> What needs to be done: Could you set down the lines below, from the one containing "Read all visible content and emit it as JSON." through the final line, exactly as written?

Source data
- Opening Delimiter -

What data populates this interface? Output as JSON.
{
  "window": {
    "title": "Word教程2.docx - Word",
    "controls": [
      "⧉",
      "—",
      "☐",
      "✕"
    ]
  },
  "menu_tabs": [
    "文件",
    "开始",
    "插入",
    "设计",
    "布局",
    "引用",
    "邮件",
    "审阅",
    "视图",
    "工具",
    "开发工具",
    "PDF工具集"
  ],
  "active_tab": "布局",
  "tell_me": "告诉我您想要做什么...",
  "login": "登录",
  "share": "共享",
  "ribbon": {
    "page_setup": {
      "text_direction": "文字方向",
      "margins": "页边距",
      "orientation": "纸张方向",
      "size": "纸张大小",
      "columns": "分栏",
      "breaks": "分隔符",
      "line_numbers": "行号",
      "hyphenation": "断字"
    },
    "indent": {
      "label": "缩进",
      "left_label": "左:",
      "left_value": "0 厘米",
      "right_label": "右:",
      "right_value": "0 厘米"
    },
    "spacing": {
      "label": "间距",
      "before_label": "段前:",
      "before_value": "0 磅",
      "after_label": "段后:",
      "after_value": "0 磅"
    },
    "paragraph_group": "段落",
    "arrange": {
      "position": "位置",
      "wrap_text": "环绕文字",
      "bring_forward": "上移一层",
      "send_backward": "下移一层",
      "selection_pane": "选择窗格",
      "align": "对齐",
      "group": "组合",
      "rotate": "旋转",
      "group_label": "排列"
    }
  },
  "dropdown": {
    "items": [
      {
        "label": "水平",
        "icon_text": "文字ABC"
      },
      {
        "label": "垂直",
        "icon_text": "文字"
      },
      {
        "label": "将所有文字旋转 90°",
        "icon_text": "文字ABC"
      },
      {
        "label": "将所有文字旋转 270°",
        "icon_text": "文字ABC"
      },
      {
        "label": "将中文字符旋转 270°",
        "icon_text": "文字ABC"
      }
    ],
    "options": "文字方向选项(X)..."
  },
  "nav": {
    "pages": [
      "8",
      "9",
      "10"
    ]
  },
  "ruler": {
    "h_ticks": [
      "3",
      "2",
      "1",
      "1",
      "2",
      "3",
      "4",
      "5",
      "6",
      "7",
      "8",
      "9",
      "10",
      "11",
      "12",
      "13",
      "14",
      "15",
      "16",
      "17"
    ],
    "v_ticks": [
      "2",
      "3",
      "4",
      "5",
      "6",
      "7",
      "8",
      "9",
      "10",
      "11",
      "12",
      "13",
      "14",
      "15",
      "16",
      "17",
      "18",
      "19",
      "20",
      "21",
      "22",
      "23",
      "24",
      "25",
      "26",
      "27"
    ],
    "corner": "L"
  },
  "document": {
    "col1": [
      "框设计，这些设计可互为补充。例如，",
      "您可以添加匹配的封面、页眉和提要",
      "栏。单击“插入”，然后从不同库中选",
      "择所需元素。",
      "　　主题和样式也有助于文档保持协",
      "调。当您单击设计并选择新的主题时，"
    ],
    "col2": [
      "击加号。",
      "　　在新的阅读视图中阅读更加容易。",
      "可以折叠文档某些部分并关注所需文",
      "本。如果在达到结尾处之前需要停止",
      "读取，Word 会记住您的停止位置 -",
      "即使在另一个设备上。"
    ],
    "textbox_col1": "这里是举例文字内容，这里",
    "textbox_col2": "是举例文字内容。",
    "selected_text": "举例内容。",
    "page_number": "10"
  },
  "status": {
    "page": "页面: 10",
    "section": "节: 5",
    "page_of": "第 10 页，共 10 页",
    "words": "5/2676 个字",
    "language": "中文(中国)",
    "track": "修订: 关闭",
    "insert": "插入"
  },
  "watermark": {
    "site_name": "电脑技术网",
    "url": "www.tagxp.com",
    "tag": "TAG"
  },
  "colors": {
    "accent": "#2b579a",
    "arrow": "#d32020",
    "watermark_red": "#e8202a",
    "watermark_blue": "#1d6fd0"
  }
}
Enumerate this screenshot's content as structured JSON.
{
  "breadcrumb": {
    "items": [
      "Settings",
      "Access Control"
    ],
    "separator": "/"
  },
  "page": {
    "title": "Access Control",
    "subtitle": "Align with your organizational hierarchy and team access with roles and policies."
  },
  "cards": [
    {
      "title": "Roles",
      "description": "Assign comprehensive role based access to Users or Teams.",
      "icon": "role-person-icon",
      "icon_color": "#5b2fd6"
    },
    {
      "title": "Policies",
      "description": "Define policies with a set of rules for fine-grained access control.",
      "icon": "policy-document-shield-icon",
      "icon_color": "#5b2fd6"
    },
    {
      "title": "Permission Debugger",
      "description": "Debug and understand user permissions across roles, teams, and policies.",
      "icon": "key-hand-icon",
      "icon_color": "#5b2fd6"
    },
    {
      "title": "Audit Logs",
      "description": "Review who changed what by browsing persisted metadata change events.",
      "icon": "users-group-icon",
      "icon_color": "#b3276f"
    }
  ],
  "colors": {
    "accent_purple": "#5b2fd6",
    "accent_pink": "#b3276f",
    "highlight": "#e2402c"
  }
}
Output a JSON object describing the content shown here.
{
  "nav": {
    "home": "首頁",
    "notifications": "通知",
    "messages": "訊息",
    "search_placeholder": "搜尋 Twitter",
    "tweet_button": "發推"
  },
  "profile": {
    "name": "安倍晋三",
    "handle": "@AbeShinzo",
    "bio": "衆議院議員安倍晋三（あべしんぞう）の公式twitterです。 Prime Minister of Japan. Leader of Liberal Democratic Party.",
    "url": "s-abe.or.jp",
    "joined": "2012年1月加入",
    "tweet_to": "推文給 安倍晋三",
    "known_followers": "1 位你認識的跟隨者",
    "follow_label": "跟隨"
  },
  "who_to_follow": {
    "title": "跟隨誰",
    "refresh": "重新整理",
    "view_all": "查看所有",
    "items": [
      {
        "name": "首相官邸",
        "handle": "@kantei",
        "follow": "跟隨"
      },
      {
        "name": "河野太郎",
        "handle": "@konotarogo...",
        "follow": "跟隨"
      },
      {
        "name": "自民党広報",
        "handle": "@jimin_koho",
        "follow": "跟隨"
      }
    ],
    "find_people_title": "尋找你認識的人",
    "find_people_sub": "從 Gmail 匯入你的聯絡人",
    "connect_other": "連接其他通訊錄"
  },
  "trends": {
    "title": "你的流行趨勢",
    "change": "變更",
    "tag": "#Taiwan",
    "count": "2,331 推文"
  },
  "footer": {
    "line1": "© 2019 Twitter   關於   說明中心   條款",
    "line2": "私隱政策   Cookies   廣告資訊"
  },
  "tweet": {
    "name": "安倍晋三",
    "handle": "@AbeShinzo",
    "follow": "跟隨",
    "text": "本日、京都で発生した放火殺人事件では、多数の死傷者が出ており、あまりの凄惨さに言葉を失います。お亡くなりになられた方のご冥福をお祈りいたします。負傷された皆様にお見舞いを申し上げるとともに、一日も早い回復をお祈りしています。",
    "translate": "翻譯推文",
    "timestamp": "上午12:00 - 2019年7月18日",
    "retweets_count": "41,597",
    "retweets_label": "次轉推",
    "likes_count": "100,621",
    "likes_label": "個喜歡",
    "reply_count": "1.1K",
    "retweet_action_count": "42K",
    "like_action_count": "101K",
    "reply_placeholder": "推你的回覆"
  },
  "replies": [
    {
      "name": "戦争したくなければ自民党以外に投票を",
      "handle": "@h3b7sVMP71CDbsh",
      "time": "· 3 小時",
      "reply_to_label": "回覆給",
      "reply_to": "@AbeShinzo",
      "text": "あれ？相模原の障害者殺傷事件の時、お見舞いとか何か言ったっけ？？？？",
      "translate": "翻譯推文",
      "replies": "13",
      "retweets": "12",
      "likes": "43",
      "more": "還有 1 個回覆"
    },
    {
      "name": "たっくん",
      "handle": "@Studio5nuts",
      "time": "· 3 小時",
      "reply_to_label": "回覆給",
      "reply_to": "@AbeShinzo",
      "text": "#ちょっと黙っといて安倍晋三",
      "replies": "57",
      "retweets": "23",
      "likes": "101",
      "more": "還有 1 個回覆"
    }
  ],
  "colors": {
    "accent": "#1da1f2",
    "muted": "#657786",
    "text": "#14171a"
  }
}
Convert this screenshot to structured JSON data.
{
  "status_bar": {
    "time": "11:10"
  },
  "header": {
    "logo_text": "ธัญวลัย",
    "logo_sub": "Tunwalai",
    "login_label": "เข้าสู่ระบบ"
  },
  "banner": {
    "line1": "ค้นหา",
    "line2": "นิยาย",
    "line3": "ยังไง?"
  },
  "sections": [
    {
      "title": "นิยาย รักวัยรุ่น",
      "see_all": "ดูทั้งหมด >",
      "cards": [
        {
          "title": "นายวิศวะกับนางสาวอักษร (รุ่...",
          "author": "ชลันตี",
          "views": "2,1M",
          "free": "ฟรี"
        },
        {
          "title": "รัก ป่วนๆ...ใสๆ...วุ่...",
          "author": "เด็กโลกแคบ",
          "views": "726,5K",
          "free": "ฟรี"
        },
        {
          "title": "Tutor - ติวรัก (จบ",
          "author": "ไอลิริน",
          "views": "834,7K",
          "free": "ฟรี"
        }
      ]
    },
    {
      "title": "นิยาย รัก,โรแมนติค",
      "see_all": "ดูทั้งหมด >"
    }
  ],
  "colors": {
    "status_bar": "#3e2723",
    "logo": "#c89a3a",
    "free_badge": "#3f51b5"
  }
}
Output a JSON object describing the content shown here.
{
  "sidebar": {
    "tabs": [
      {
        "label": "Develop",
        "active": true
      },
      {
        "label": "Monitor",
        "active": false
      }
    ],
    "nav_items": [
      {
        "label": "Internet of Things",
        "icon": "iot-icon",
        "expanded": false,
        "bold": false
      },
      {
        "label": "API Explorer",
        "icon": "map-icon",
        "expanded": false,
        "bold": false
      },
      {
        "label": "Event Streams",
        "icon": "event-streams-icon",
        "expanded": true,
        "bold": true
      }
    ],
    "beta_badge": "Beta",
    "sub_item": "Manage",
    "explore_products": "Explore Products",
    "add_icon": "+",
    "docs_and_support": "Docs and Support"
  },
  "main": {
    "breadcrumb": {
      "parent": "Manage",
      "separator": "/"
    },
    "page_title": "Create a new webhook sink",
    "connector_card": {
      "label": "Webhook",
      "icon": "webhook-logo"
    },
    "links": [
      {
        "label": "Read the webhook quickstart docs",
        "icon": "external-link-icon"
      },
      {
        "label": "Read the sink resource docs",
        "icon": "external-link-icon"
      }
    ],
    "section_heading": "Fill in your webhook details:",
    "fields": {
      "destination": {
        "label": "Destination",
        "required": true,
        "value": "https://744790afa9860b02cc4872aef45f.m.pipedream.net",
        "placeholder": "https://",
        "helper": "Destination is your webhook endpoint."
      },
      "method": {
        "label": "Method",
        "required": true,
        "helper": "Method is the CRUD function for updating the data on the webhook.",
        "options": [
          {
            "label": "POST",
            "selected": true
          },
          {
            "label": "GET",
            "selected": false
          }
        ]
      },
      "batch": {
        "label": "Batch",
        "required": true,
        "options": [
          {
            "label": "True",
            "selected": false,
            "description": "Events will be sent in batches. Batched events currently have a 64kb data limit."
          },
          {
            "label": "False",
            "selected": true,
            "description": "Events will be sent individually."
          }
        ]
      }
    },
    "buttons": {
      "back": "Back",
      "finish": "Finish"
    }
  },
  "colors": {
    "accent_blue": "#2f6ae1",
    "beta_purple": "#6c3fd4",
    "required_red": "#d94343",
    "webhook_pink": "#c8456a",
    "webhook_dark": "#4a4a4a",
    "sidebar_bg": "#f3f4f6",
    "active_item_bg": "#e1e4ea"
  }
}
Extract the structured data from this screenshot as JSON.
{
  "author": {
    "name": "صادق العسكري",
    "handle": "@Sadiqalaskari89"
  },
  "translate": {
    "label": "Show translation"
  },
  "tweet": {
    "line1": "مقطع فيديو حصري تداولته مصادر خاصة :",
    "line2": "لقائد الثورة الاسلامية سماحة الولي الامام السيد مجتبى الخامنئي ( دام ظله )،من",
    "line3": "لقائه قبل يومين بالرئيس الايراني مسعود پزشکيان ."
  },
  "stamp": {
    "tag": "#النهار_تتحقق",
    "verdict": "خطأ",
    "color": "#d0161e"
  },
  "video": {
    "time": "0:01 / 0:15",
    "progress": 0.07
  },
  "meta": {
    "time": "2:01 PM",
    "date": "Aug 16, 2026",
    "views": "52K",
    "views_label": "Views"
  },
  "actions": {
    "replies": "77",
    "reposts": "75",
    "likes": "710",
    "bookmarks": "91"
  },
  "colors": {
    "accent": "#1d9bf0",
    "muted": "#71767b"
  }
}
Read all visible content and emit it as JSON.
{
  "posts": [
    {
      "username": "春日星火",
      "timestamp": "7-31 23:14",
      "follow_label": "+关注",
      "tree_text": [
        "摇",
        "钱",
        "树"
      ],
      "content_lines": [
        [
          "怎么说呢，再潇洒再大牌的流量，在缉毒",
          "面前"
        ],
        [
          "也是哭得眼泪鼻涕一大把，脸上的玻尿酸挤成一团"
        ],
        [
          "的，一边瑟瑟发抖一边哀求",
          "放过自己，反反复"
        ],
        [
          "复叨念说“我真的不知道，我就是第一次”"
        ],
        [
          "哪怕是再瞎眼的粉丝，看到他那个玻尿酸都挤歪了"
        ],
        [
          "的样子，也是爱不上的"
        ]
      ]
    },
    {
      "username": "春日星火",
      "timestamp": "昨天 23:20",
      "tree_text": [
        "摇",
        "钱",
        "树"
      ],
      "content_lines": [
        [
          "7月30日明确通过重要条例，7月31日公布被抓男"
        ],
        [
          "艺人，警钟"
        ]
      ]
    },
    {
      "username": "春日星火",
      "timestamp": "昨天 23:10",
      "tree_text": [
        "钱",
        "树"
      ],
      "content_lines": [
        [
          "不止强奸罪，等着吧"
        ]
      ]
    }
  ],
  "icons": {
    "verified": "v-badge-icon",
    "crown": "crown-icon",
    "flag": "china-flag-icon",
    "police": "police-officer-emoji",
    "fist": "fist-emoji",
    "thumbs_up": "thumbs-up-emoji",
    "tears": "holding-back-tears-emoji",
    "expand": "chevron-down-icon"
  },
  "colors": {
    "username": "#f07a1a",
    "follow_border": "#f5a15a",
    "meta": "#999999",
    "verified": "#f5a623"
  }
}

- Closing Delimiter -

> Written solution:
Read all visible content and emit it as JSON.
{
  "posts": [
    {
      "username": "春日星火",
      "timestamp": "7-31 23:14",
      "follow_label": "+关注",
      "tree_text": [
        "摇",
        "钱",
        "树"
      ],
      "content_lines": [
        [
          "怎么说呢，再潇洒再大牌的流量，在缉毒",
          "面前"
        ],
        [
          "也是哭得眼泪鼻涕一大把，脸上的玻尿酸挤成一团"
        ],
        [
          "的，一边瑟瑟发抖一边哀求",
          "放过自己，反反复"
        ],
        [
          "复叨念说“我真的不知道，我就是第一次”"
        ],
        [
          "哪怕是再瞎眼的粉丝，看到他那个玻尿酸都挤歪了"
        ],
        [
          "的样子，也是爱不上的"
        ]
      ]
    },
    {
      "username": "春日星火",
      "timestamp": "昨天 23:20",
      "tree_text": [
        "摇",
        "钱",
        "树"
      ],
      "content_lines": [
        [
          "7月30日明确通过重要条例，7月31日公布被抓男"
        ],
        [
          "艺人，警钟"
        ]
      ]
    },
    {
      "username": "春日星火",
      "timestamp": "昨天 23:10",
      "tree_text": [
        "钱",
        "树"
      ],
      "content_lines": [
        [
          "不止强奸罪，等着吧"
        ]
      ]
    }
  ],
  "icons": {
    "verified": "v-badge-icon",
    "crown": "crown-icon",
    "flag": "china-flag-icon",
    "police": "police-officer-emoji",
    "fist": "fist-emoji",
    "thumbs_up": "thumbs-up-emoji",
    "tears": "holding-back-tears-emoji",
    "expand": "chevron-down-icon"
  },
  "colors": {
    "username": "#f07a1a",
    "follow_border": "#f5a15a",
    "meta": "#999999",
    "verified": "#f5a623"
  }
}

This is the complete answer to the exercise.